A lottery is a type of gambling game where people buy tickets and then numbers are drawn to win money. People often believe that choosing certain numbers has a greater chance of winning, but this is not true. In fact, every number has the same chance of being chosen during any drawing. Regardless of what you choose, the odds of winning are very slim. Regardless, many people still play the lottery, and it is important to understand how lottery works before playing.
While casting lots to make decisions and determine fates has a long history in human society, the use of lotteries for material gain is much more recent. The first public lotteries began in the Low Countries in the 15th century as a way to raise funds for town fortifications and help the poor. Public lotteries were later used in America to fund colleges such as Harvard, Dartmouth, Yale, and King’s College.
Most states have a state lottery, and each one operates differently from the other. They usually start with a small number of games and then gradually increase their size and complexity. Often, the lotteries are run by a state agency or public corporation rather than private companies, which helps ensure transparency and accountability. In addition, state agencies are able to focus on improving equity through community partnerships and outreach.

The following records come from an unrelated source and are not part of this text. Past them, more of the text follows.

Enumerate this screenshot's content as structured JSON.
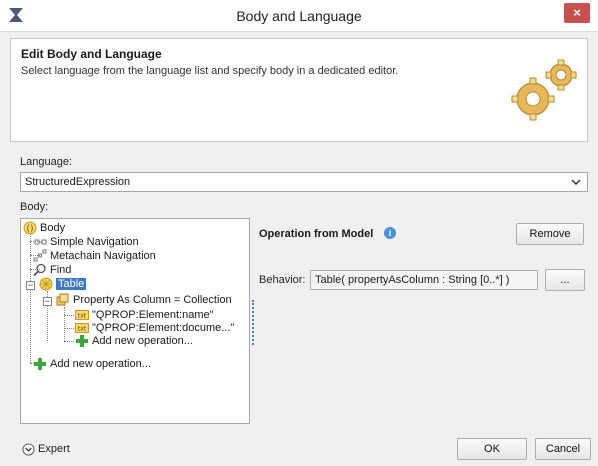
{
  "window": {
    "title": "Body and Language",
    "close_glyph": "×"
  },
  "header": {
    "title": "Edit Body and Language",
    "description": "Select language from the language list and specify body in a dedicated editor."
  },
  "language": {
    "label": "Language:",
    "value": "StructuredExpression"
  },
  "body": {
    "label": "Body:"
  },
  "tree": {
    "items": [
      {
        "label": "Body",
        "icon": "body-icon"
      },
      {
        "label": "Simple Navigation",
        "icon": "simple-navigation-icon"
      },
      {
        "label": "Metachain Navigation",
        "icon": "metachain-navigation-icon"
      },
      {
        "label": "Find",
        "icon": "find-icon"
      },
      {
        "label": "Table",
        "icon": "table-icon",
        "selected": true
      },
      {
        "label": "Property As Column = Collection",
        "icon": "collection-icon"
      },
      {
        "label": "\"QPROP:Element:name\"",
        "icon": "txt-icon",
        "icon_text": "txt"
      },
      {
        "label": "\"QPROP:Element:docume...\"",
        "icon": "txt-icon",
        "icon_text": "txt"
      },
      {
        "label": "Add new operation...",
        "icon": "add-icon"
      },
      {
        "label": "Add new operation...",
        "icon": "add-icon"
      }
    ]
  },
  "operation": {
    "title": "Operation from Model",
    "info_glyph": "i",
    "remove_label": "Remove",
    "behavior_label": "Behavior:",
    "behavior_value": "Table( propertyAsColumn : String [0..*] )",
    "browse_label": "..."
  },
  "footer": {
    "expert_label": "Expert",
    "ok_label": "OK",
    "cancel_label": "Cancel"
  },
  "colors": {
    "selection": "#3d79c6",
    "close_button": "#c75050",
    "add_icon": "#3fa33f",
    "info": "#4a90d9"
  }
}
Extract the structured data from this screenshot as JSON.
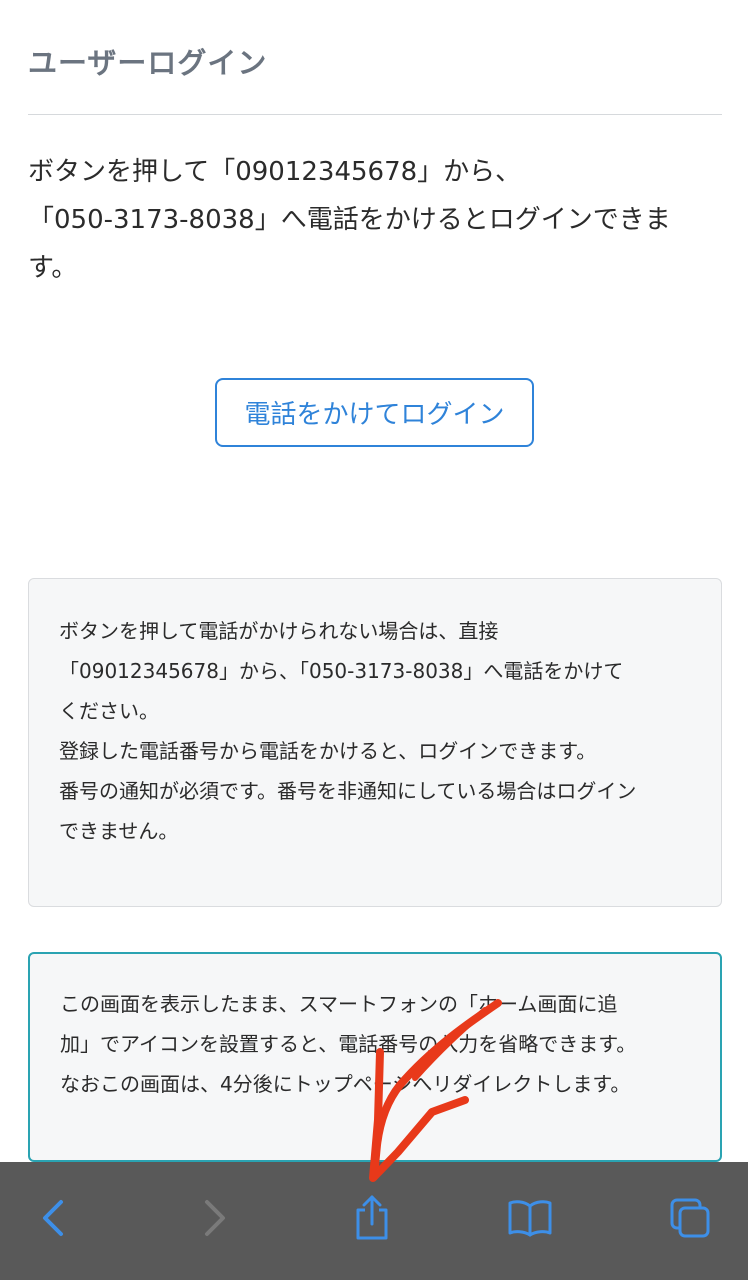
{
  "page": {
    "title": "ユーザーログイン"
  },
  "intro": {
    "lines": [
      "ボタンを押して「09012345678」から、",
      "「050-3173-8038」へ電話をかけるとログインできま",
      "す。"
    ]
  },
  "call_button": {
    "label": "電話をかけてログイン"
  },
  "notice": {
    "lines": [
      "ボタンを押して電話がかけられない場合は、直接",
      "「09012345678」から、「050-3173-8038」へ電話をかけて",
      "ください。",
      "登録した電話番号から電話をかけると、ログインできます。",
      "番号の通知が必須です。番号を非通知にしている場合はログイン",
      "できません。"
    ]
  },
  "home_notice": {
    "lines": [
      "この画面を表示したまま、スマートフォンの「ホーム画面に追",
      "加」でアイコンを設置すると、電話番号の入力を省略できます。",
      "なおこの画面は、4分後にトップページへリダイレクトします。"
    ]
  },
  "toolbar": {
    "items": [
      {
        "icon": "back-chevron-icon"
      },
      {
        "icon": "forward-chevron-icon"
      },
      {
        "icon": "share-icon"
      },
      {
        "icon": "bookmarks-icon"
      },
      {
        "icon": "tabs-icon"
      }
    ]
  },
  "colors": {
    "accent": "#2f83d9",
    "title_gray": "#6b7480",
    "home_border": "#2aa3b2",
    "toolbar_bg": "#595959",
    "toolbar_icon": "#3d8fe8",
    "arrow": "#e8391a"
  }
}
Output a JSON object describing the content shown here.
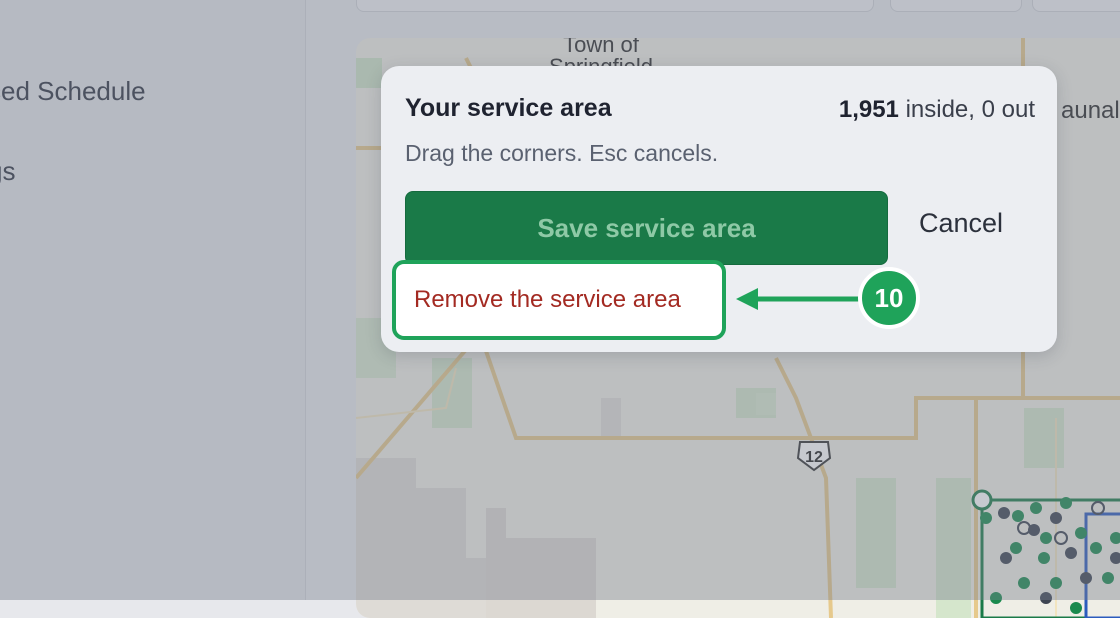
{
  "sidebar": {
    "items": [
      {
        "label": "ced Schedule"
      },
      {
        "label": "gs"
      }
    ]
  },
  "map": {
    "labels": {
      "town_line1": "Town of",
      "town_line2": "Springfield",
      "place_right": "aunal",
      "route_shield": "12"
    }
  },
  "modal": {
    "title": "Your service area",
    "count_value": "1,951",
    "count_suffix": " inside, 0 out",
    "subtitle": "Drag the corners. Esc cancels.",
    "save_label": "Save service area",
    "cancel_label": "Cancel",
    "remove_label": "Remove the service area"
  },
  "annotation": {
    "step_number": "10",
    "accent_color": "#1fa35a"
  }
}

The popularity of the lottery has been growing, and it is estimated that Americans spend more than $80 billion each year on tickets. However, this is a lot of money that could be better spent on other things, such as building an emergency fund or paying off credit card debt. It is also important to remember that the lottery is a form of gambling, and it should be treated as such. People should know how much they can afford to spend on tickets and set a budget before purchasing them.

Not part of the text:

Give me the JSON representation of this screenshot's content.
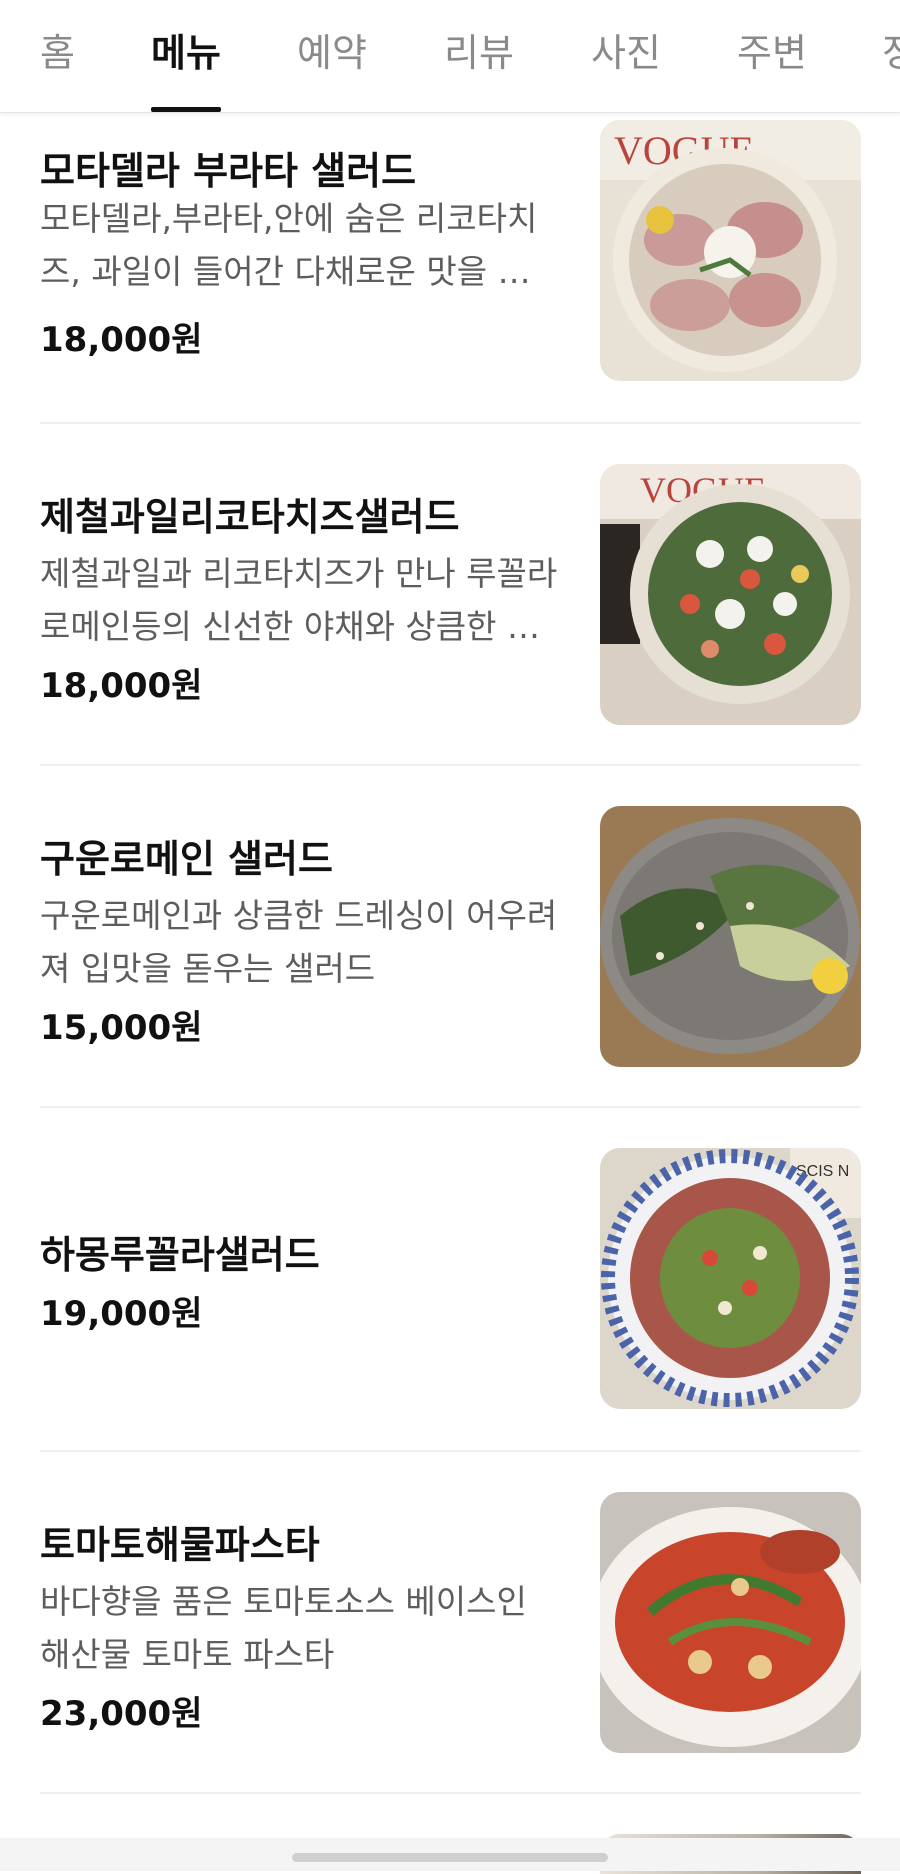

While it is tempting to purchase the lottery’s biggest jackpot, there are some significant risks associated with doing so. The most obvious is that you will be subject to a high tax rate, which can take a significant percentage of your prize. In some cases, it may even be required that you pay income taxes on the entire jackpot amount. Moreover, the likelihood of winning is so slim that it is not worth risking your entire fortune on the lottery.
Another reason to be careful when playing the lottery is that it is not an equitable way to raise funds for government programs. While it is true that the lottery does not discriminate against any race, gender, or socio-economic status, the reality is that the bulk of lottery players and revenue come from middle-income neighborhoods. It is important to note that this does not necessarily mean that the lottery is unfair; it simply means that the government is not focusing enough resources on equity initiatives.
In order to operate a lottery, it takes a team of employees to design scratch-off tickets, record the live drawing events, maintain the websites, and assist winners. This is why a portion of each ticket purchase goes towards the cost of operating the lottery system.